- Opening Delimiter -
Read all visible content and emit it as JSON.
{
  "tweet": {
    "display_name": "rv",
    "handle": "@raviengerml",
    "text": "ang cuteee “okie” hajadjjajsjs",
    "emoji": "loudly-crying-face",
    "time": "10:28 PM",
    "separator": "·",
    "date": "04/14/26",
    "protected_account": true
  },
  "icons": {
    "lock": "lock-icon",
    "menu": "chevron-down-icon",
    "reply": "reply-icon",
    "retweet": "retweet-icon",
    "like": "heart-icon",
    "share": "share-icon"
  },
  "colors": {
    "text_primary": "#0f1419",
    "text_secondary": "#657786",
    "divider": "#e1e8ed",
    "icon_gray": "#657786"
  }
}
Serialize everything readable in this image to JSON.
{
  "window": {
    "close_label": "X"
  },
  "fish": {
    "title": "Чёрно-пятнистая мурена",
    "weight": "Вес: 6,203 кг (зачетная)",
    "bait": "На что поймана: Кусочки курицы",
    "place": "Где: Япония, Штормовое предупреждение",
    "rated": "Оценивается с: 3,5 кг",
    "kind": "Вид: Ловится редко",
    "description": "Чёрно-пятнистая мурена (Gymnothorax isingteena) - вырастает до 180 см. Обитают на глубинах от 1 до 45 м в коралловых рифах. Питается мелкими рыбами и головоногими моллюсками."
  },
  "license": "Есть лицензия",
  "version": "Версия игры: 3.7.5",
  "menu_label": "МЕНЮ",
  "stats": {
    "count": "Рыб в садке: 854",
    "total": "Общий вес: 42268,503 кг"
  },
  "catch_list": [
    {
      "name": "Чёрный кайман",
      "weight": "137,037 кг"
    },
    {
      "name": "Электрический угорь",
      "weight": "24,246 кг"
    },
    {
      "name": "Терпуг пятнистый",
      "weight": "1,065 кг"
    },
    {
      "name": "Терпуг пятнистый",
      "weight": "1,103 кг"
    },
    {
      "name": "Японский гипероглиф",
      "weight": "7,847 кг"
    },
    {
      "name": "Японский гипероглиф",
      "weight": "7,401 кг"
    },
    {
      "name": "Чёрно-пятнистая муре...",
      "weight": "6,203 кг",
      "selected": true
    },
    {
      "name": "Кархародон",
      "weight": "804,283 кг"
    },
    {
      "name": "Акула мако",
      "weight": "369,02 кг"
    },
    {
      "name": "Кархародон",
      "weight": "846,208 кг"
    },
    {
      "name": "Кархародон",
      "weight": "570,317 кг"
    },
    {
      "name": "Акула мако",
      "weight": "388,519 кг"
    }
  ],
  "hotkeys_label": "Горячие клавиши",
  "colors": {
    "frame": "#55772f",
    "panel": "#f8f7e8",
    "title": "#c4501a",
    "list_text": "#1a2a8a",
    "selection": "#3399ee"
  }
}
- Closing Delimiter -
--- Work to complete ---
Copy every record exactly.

--- Solution to this task ---
Read all visible content and emit it as JSON.
{
  "tweet": {
    "display_name": "rv",
    "handle": "@raviengerml",
    "text": "ang cuteee “okie” hajadjjajsjs",
    "emoji": "loudly-crying-face",
    "time": "10:28 PM",
    "separator": "·",
    "date": "04/14/26",
    "protected_account": true
  },
  "icons": {
    "lock": "lock-icon",
    "menu": "chevron-down-icon",
    "reply": "reply-icon",
    "retweet": "retweet-icon",
    "like": "heart-icon",
    "share": "share-icon"
  },
  "colors": {
    "text_primary": "#0f1419",
    "text_secondary": "#657786",
    "divider": "#e1e8ed",
    "icon_gray": "#657786"
  }
}
Serialize everything readable in this image to JSON.
{
  "window": {
    "close_label": "X"
  },
  "fish": {
    "title": "Чёрно-пятнистая мурена",
    "weight": "Вес: 6,203 кг (зачетная)",
    "bait": "На что поймана: Кусочки курицы",
    "place": "Где: Япония, Штормовое предупреждение",
    "rated": "Оценивается с: 3,5 кг",
    "kind": "Вид: Ловится редко",
    "description": "Чёрно-пятнистая мурена (Gymnothorax isingteena) - вырастает до 180 см. Обитают на глубинах от 1 до 45 м в коралловых рифах. Питается мелкими рыбами и головоногими моллюсками."
  },
  "license": "Есть лицензия",
  "version": "Версия игры: 3.7.5",
  "menu_label": "МЕНЮ",
  "stats": {
    "count": "Рыб в садке: 854",
    "total": "Общий вес: 42268,503 кг"
  },
  "catch_list": [
    {
      "name": "Чёрный кайман",
      "weight": "137,037 кг"
    },
    {
      "name": "Электрический угорь",
      "weight": "24,246 кг"
    },
    {
      "name": "Терпуг пятнистый",
      "weight": "1,065 кг"
    },
    {
      "name": "Терпуг пятнистый",
      "weight": "1,103 кг"
    },
    {
      "name": "Японский гипероглиф",
      "weight": "7,847 кг"
    },
    {
      "name": "Японский гипероглиф",
      "weight": "7,401 кг"
    },
    {
      "name": "Чёрно-пятнистая муре...",
      "weight": "6,203 кг",
      "selected": true
    },
    {
      "name": "Кархародон",
      "weight": "804,283 кг"
    },
    {
      "name": "Акула мако",
      "weight": "369,02 кг"
    },
    {
      "name": "Кархародон",
      "weight": "846,208 кг"
    },
    {
      "name": "Кархародон",
      "weight": "570,317 кг"
    },
    {
      "name": "Акула мако",
      "weight": "388,519 кг"
    }
  ],
  "hotkeys_label": "Горячие клавиши",
  "colors": {
    "frame": "#55772f",
    "panel": "#f8f7e8",
    "title": "#c4501a",
    "list_text": "#1a2a8a",
    "selection": "#3399ee"
  }
}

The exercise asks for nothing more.